M-RCBG Associate Working Paper No. 170
Congress at a Climate Crossroads: Legislative Pathways for Decarbonization in the United States
Myer Jei Johnson-Potter
2021 John Dunlop Undergraduate Thesis Prize Honorable Mention
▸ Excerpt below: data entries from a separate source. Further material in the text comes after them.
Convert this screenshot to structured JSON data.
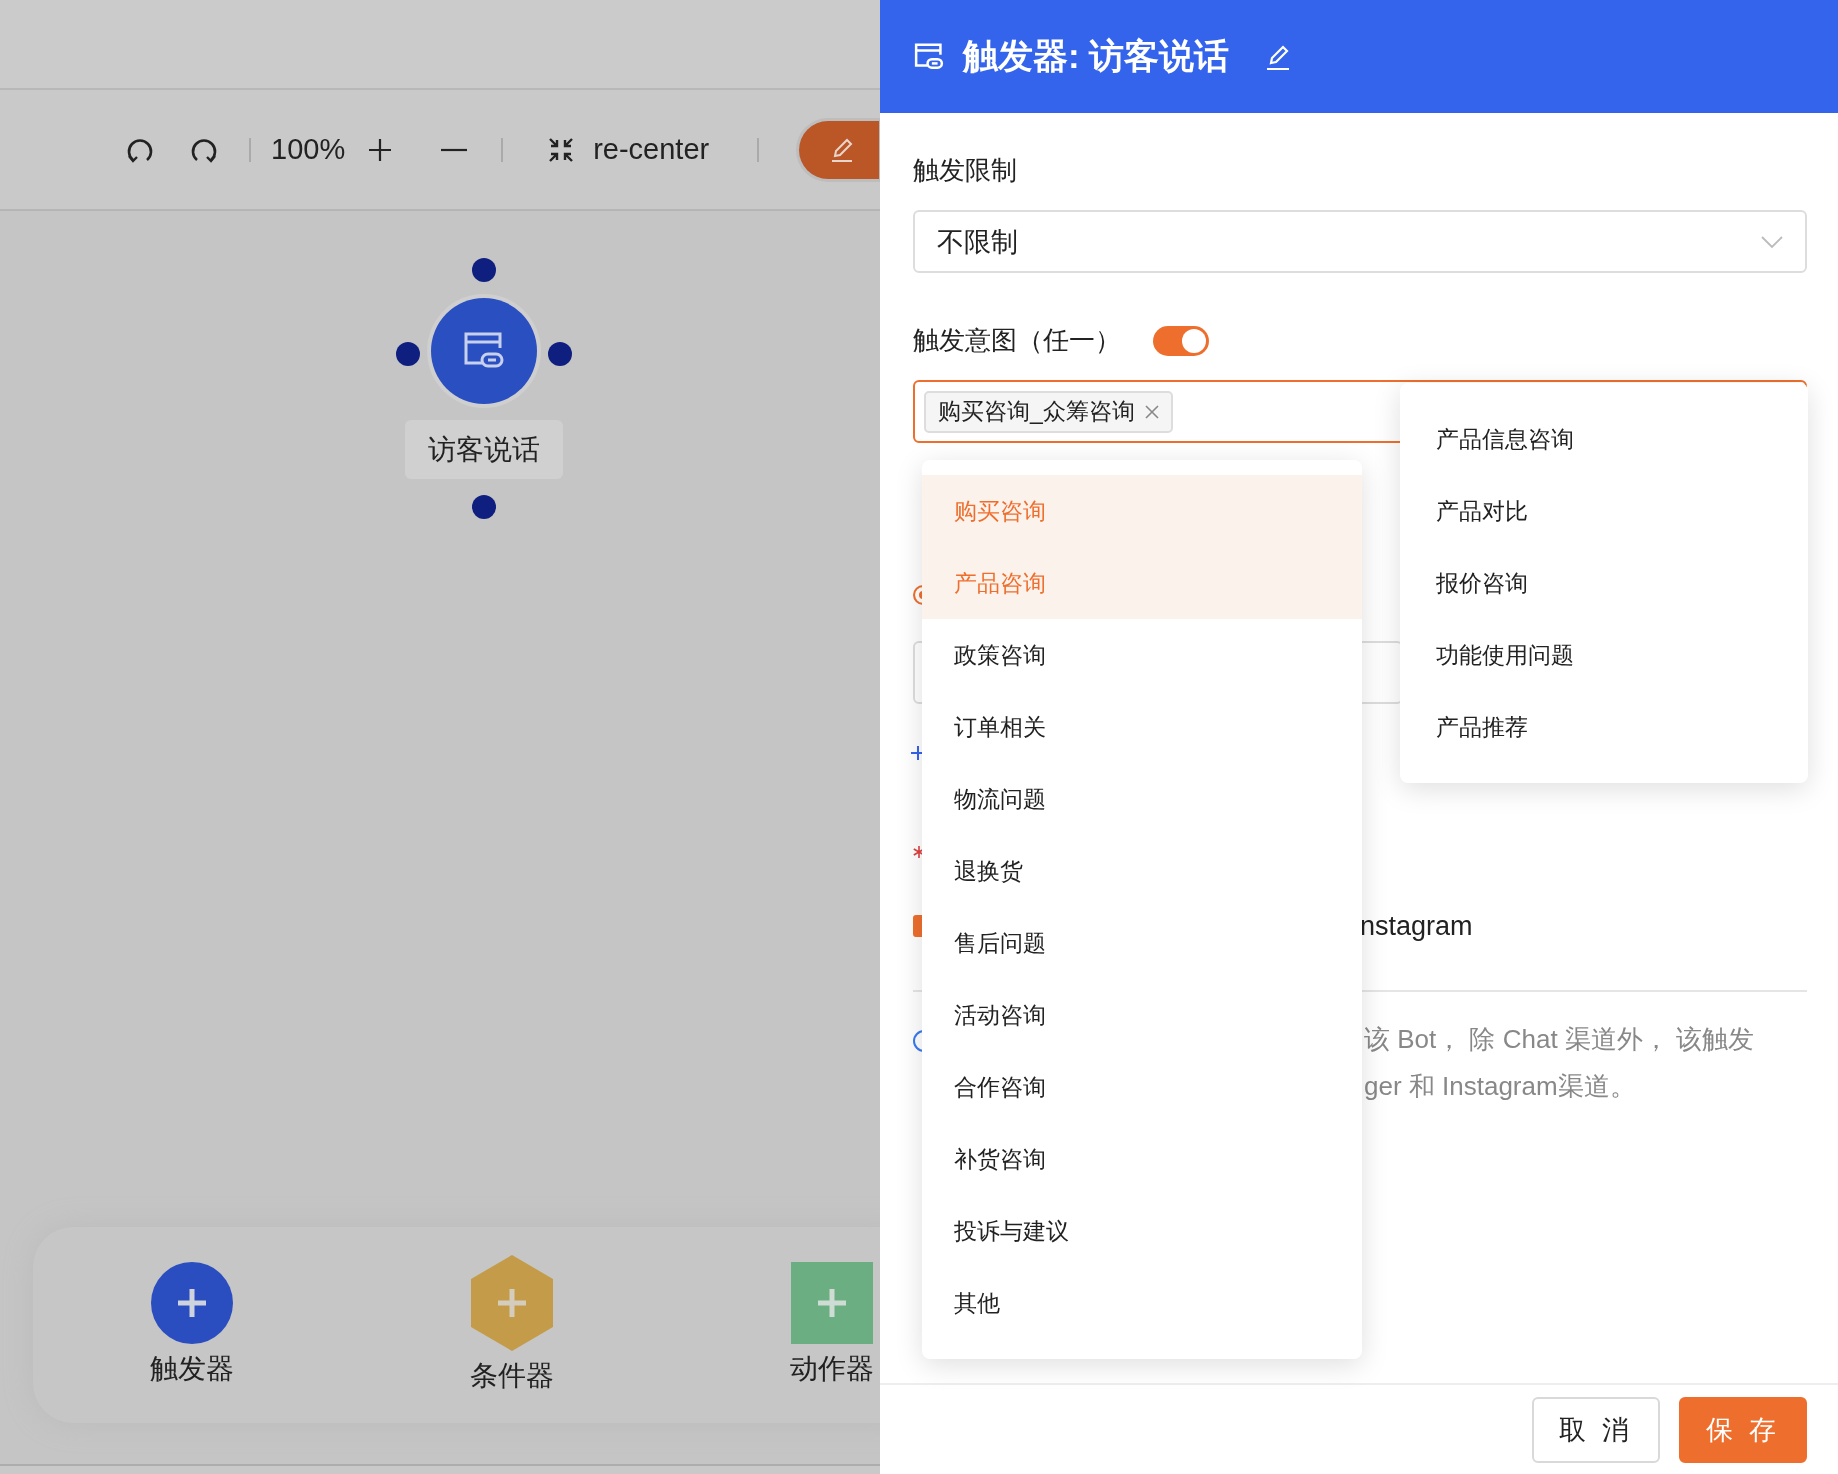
{
  "canvas": {
    "toolbar": {
      "zoom": "100%",
      "recenter": "re-center"
    },
    "node": {
      "label": "访客说话"
    },
    "palette": [
      {
        "kind": "circle",
        "label": "触发器"
      },
      {
        "kind": "hexagon",
        "label": "条件器"
      },
      {
        "kind": "square",
        "label": "动作器"
      }
    ]
  },
  "drawer": {
    "title": "触发器: 访客说话",
    "limit": {
      "label": "触发限制",
      "value": "不限制"
    },
    "intent": {
      "label": "触发意图（任一）",
      "on": true,
      "tags": [
        {
          "label": "购买咨询_众筹咨询"
        }
      ]
    },
    "behind": {
      "radio": {
        "selected": true
      },
      "checkbox": {
        "checked": true
      },
      "channel_text": "nstagram",
      "note_lines": [
        "该 Bot， 除 Chat 渠道外， 该触发",
        "ger 和 Instagram渠道。"
      ]
    },
    "menu": [
      {
        "label": "购买咨询",
        "selected": true
      },
      {
        "label": "产品咨询",
        "selected": true
      },
      {
        "label": "政策咨询",
        "selected": false
      },
      {
        "label": "订单相关",
        "selected": false
      },
      {
        "label": "物流问题",
        "selected": false
      },
      {
        "label": "退换货",
        "selected": false
      },
      {
        "label": "售后问题",
        "selected": false
      },
      {
        "label": "活动咨询",
        "selected": false
      },
      {
        "label": "合作咨询",
        "selected": false
      },
      {
        "label": "补货咨询",
        "selected": false
      },
      {
        "label": "投诉与建议",
        "selected": false
      },
      {
        "label": "其他",
        "selected": false
      }
    ],
    "submenu": [
      {
        "label": "产品信息咨询",
        "selected": false
      },
      {
        "label": "产品对比",
        "selected": false
      },
      {
        "label": "报价咨询",
        "selected": false
      },
      {
        "label": "功能使用问题",
        "selected": false
      },
      {
        "label": "产品推荐",
        "selected": false
      }
    ],
    "buttons": [
      {
        "kind": "default",
        "label": "取 消"
      },
      {
        "kind": "primary",
        "label": "保 存"
      }
    ]
  }
}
On November 3rd, 2020 the world watched the results of the U.S. 2020 election trickle in with bated breath. Through the duration of the campaign, pundits, policy experts, politicians, and activists repeatedly commented on the unprecedented stakes of the election. In the year leading up to the election, the U.S. underwent the devastating impacts of the COVID-19 pandemic, a prolonged economic crisis, a national reckoning on racial injustice and record-breaking protests, the first impeachment trial of President Donald Trump, catastrophic wildfires, and the most active hurricane season in recorded history. Many constituencies and interest groups certainly had much to win or lose during this election cycle, but the implications of the Presidential and U.S. Senate elections were particularly pronounced for those hoping that the United States would rejoin its international partners in the battle to solve the climate crisis. The very next day after the election, the U.S. was set to become the first country to formally withdraw from the 2015 Paris Climate Agreement, which made the stakes of the election for the future of American climate policy even more starkly apparent.